It wasn’t until 1991 that the federal government insisted that Hitler and the Nazi regime be given an ‘intensive and thorough treatment’ in schools and the ‘memory of the Holocaust be kept alive.’
Today, nothing is whitewashed; high school students are required to take classes on 20th century German history during the 1930s and 1940s, which includes a matter-of-fact depiction of the full unvarnished truth: the complicit role of individual Germans, the Nazi race laws, the German companies who contributed materials used in the death camps, and of course the extermination of six million Jews.
School children are asked to tackle complex moral questions, such as ‘Who knew what?’ and ‘Who joined in and who resisted?’ And, most of all, ‘Why did it all happen?’
More recently, Germany put a replica of Hitler’s bunker in the last years of the war on display, and his manifesto Mein Kampf, banned for 70 years after the end of the war, has now been reprinted.
Japan’s method of teaching its role in World War II is very different. As Mariko Oi wrote for the BBC in 2013, only 19 of her history textbook’s 357 pages concerned the events between 1931-45.
Of those brief entries there was but a single sentence on the atomic bombs dropped by Americans on Hiroshima and Nagasaki, and only a footnote about ‘comfort women’ created by the Imperial Army of Japan.
It was only after she’d moved to Australia and could find out more about details of her country’s history that Oi finally discovered the truth about war crimes such as the Rape of Nanjing: that 200,000 Chinese and Korean women in Japanese-occupied territories were forced to become sex slaves for troops.
As recently as 2007, the Japanese prime minister was eventually forced to apologize for casting doubt about the existence of these ‘comfort’ women.
As Oi says, although Japanese children aren’t taught much about Japanese war crimes like this, South Korean, Taiwanese and Chinese children are.
Consequently, she says, many Japanese young people fail to understand why territorial and other disputes with some of their neighboring countries cause such emotional outcries or why the Chinese are still bitter about historical war crimes.

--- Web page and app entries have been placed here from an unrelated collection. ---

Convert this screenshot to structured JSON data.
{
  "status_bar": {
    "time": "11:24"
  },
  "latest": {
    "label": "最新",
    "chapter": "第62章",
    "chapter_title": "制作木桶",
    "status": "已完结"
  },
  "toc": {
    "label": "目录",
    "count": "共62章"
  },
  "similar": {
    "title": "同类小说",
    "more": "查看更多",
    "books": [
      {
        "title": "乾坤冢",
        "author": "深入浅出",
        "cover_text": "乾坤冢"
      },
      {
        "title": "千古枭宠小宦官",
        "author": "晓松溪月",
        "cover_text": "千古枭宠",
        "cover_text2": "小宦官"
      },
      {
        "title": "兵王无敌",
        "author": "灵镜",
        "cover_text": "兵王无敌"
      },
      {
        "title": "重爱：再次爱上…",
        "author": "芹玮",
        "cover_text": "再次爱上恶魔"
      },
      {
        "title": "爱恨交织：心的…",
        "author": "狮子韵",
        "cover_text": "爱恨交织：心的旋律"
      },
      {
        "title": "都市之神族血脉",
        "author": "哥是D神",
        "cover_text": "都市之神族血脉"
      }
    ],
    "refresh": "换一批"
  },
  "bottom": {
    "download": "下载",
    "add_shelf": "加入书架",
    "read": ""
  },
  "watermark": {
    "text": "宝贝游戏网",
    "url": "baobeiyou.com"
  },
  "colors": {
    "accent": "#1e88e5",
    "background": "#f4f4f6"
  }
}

Even today, the current prime minister accuses their neighbor’s method of teaching history as too ‘anti-Japanese.’
Some historians even believe that these gaps in the Japanese education system and its teaching of history are responsible for a number of difficulties in the country’s foreign relations.
A slippery slope

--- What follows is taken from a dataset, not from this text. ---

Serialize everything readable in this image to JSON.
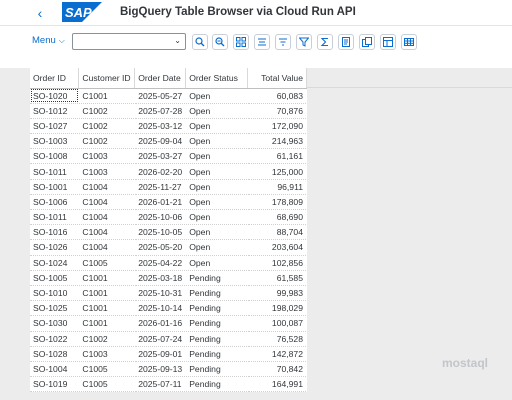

Rewriting history and censoring literature certain historical portrayals, such as the ugly way black people were treated in ‘Gone with the Wind,’ is the beginning of an extraordinarily slippery slope.

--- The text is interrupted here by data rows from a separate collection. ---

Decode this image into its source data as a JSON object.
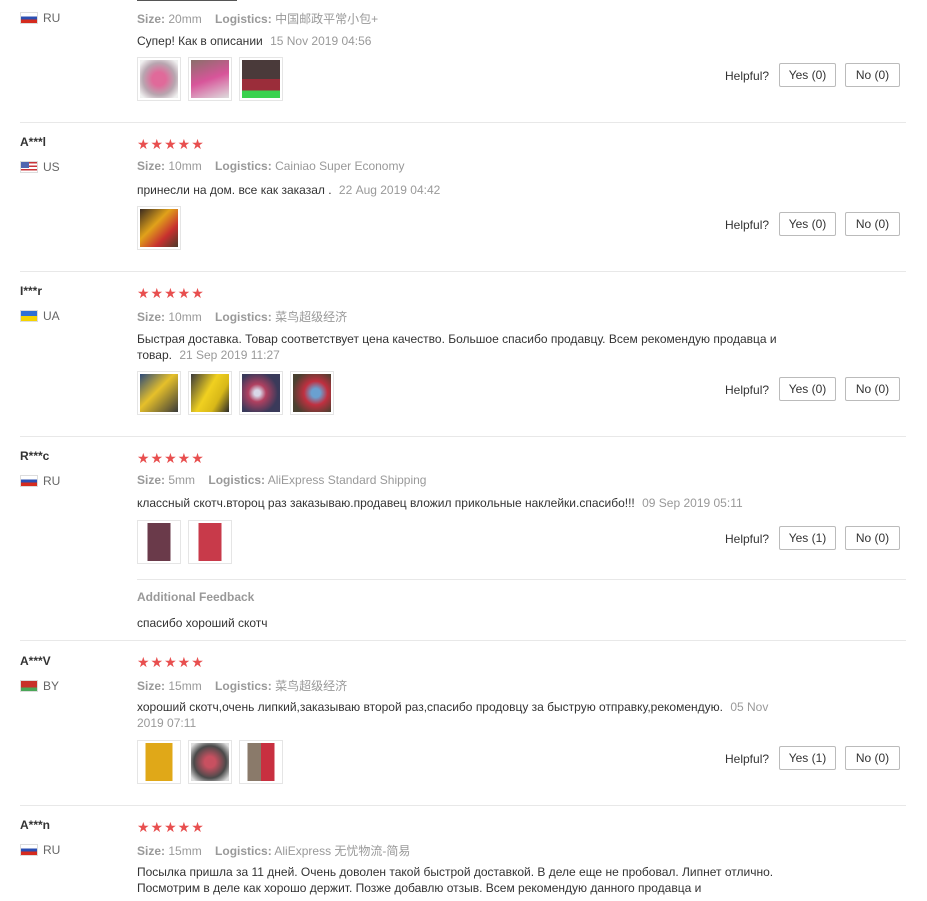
{
  "labels": {
    "size": "Size:",
    "logistics": "Logistics:",
    "helpful": "Helpful?",
    "additional_feedback": "Additional Feedback"
  },
  "colors": {
    "star": "#e84f4f",
    "muted": "#999999"
  },
  "reviews": [
    {
      "user": "",
      "country": "RU",
      "size": "20mm",
      "logistics": "中国邮政平常小包+",
      "text": "Супер! Как в описании",
      "date": "15 Nov 2019 04:56",
      "yes": "Yes (0)",
      "no": "No (0)"
    },
    {
      "user": "A***l",
      "country": "US",
      "stars": "★★★★★",
      "size": "10mm",
      "logistics": "Cainiao Super Economy",
      "text": "принесли на дом. все как заказал .",
      "date": "22 Aug 2019 04:42",
      "yes": "Yes (0)",
      "no": "No (0)"
    },
    {
      "user": "I***r",
      "country": "UA",
      "stars": "★★★★★",
      "size": "10mm",
      "logistics": "菜鸟超级经济",
      "text": "Быстрая доставка. Товар соответствует цена качество. Большое спасибо продавцу. Всем рекомендую продавца и товар.",
      "date": "21 Sep 2019 11:27",
      "yes": "Yes (0)",
      "no": "No (0)"
    },
    {
      "user": "R***c",
      "country": "RU",
      "stars": "★★★★★",
      "size": "5mm",
      "logistics": "AliExpress Standard Shipping",
      "text": "классный скотч.второц раз заказываю.продавец вложил прикольные наклейки.спасибо!!!",
      "date": "09 Sep 2019 05:11",
      "yes": "Yes (1)",
      "no": "No (0)",
      "additional": "спасибо хороший скотч"
    },
    {
      "user": "A***V",
      "country": "BY",
      "stars": "★★★★★",
      "size": "15mm",
      "logistics": "菜鸟超级经济",
      "text": "хороший скотч,очень липкий,заказываю второй раз,спасибо продовцу за быструю отправку,рекомендую.",
      "date": "05 Nov 2019 07:11",
      "yes": "Yes (1)",
      "no": "No (0)"
    },
    {
      "user": "A***n",
      "country": "RU",
      "stars": "★★★★★",
      "size": "15mm",
      "logistics": "AliExpress 无忧物流-简易",
      "text": "Посылка пришла за 11 дней. Очень доволен такой быстрой доставкой. В деле еще не пробовал. Липнет отлично. Посмотрим в деле как хорошо держит. Позже добавлю отзыв. Всем рекомендую данного продавца и"
    }
  ]
}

Here’s the sort of thing it can lead to.
In Germany at the moment, many far-right groups such as the AfD and Poland’s ruling party, the right-wing Law and Justice Party, are attempting to cast doubt on the existence of gas chambers and minimizing the crimes of the death camps during the Holocaust as a way of developing a positive new national narrative.
The Polish government has even made it a criminal offense to suggest that Poland (the home of 457 death camps during the Nazi occupation) was guilty of any crimes during the Holocaust.
My point here is simply this: as soon as we attempt to expunge from our history and literature anything that we find personally offensive – as soon as we determine that our view of what should be read and seen is the only ‘proper’ version – we deny a future generation every opportunity to learn from it.
History is highly nuanced and famous historical figures extraordinarily complex and multi-dimensional. For instance, was Thomas Jefferson a racist? Absolutely. Do we then refuse to laud him for his role in initial drafts of the Declaration of Independence and the founding of America?
Was Churchill a racist? Many comments of his would definitely point to a belief in white supremacy. But had he not played a central role in winning the war and the Nazis prevailed, they would have gone on to kill millions of people of color throughout Britain and the rest of Europe.
The philosopher George Santayana famously said: ‘Those who cannot remember the past are condemned to repeat it.’
Unless we are able to discover and accept the complicated and often contradictory truth about people or situations in our history books and our literature, we will never have the opportunity to understand – much less do better.